### EXERCISE
From the entries provided below, copy each line that contains the word "name".
[STORED DATA]
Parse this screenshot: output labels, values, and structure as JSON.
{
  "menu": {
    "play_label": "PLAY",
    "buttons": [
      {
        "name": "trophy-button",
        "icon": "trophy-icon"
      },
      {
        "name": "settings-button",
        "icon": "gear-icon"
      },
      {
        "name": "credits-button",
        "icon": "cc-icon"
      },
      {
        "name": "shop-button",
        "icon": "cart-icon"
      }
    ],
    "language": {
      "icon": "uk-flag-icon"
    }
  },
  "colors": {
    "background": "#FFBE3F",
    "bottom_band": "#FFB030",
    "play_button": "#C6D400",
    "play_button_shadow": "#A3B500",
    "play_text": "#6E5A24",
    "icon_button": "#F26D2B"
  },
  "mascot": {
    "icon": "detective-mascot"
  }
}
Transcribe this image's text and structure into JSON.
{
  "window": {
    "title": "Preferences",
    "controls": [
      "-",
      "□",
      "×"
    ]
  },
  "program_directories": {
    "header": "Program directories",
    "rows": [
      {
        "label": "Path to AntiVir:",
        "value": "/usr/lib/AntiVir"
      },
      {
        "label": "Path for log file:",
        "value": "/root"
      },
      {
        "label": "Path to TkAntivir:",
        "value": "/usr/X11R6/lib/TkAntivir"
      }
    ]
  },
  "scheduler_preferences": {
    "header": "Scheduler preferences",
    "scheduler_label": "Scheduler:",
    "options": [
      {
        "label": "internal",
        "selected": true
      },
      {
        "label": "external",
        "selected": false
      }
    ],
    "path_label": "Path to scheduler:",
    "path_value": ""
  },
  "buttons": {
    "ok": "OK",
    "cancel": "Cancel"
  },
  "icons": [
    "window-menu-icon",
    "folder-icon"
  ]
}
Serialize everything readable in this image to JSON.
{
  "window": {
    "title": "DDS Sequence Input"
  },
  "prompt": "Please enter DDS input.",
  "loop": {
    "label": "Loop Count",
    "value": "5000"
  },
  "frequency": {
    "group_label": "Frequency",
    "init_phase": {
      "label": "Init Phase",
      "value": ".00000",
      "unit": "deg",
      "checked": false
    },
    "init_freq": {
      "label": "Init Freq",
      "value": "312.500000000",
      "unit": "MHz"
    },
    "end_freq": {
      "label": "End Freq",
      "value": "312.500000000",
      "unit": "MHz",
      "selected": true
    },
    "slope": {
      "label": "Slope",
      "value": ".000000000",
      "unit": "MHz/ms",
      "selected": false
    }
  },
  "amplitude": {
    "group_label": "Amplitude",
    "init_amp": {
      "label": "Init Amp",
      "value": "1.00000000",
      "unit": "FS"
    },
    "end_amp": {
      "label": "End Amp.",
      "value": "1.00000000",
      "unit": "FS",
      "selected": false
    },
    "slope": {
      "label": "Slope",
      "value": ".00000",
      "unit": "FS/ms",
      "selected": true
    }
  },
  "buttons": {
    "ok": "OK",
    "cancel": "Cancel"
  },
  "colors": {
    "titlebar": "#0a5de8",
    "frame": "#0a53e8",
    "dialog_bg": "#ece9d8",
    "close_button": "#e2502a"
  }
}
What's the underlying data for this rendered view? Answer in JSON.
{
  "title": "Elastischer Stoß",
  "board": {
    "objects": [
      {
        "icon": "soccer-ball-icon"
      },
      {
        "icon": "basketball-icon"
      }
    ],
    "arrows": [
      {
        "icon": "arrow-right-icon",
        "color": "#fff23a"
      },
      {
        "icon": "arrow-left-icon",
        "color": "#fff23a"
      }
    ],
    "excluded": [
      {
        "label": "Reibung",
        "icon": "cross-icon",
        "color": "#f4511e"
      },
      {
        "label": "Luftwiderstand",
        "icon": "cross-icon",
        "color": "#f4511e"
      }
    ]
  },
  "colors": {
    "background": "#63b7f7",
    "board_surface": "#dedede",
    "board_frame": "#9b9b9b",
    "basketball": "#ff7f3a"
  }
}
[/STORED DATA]
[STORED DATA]
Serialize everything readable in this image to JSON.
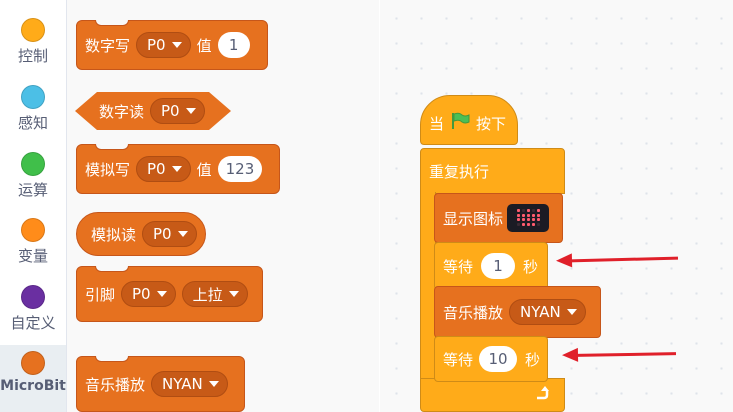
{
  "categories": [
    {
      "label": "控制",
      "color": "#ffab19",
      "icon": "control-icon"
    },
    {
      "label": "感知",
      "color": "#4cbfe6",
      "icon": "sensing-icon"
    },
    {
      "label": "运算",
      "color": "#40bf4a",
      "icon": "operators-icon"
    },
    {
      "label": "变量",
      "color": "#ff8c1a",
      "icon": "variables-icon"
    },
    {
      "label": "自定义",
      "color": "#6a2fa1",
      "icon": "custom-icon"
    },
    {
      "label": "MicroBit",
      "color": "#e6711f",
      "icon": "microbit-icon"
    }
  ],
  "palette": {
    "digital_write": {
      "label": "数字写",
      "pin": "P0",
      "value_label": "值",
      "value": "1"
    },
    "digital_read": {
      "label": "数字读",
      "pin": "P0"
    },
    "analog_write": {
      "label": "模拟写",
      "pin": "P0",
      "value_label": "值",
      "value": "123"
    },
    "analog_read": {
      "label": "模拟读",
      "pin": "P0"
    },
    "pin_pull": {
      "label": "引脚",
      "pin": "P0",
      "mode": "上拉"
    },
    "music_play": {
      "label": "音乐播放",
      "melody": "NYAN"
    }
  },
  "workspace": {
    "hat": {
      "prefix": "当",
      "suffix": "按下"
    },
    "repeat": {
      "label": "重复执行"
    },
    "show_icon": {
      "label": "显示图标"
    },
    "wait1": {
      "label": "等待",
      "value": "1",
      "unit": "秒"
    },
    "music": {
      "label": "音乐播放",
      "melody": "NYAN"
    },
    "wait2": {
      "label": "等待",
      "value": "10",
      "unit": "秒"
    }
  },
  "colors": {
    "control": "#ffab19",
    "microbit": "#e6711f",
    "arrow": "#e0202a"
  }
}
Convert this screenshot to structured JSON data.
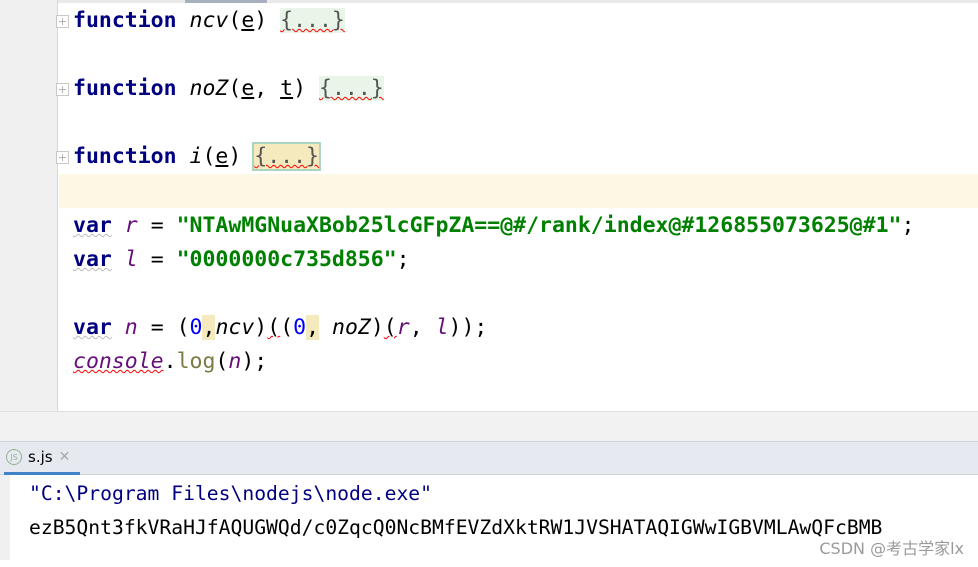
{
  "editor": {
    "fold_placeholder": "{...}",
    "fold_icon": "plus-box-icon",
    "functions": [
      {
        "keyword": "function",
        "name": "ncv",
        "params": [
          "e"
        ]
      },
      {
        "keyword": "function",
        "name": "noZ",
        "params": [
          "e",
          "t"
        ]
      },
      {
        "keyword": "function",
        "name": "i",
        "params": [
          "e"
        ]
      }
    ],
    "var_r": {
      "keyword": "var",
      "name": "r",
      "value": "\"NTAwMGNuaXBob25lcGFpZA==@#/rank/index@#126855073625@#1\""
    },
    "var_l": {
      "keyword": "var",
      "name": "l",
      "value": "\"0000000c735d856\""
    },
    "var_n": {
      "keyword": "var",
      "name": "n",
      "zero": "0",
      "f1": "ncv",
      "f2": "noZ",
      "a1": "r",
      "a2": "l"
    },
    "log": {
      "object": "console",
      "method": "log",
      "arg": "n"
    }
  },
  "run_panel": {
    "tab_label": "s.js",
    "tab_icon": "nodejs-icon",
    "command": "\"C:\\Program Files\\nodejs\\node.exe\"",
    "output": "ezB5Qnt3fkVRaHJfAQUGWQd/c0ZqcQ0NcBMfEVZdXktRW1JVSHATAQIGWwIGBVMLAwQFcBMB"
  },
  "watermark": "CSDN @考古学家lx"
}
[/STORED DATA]
### WRITTEN RESPONSE
        "name": "trophy-button",
        "name": "settings-button",
        "name": "credits-button",
        "name": "shop-button",
        "name": "ncv",
        "name": "noZ",
        "name": "i",
      "name": "r",
      "name": "l",
      "name": "n",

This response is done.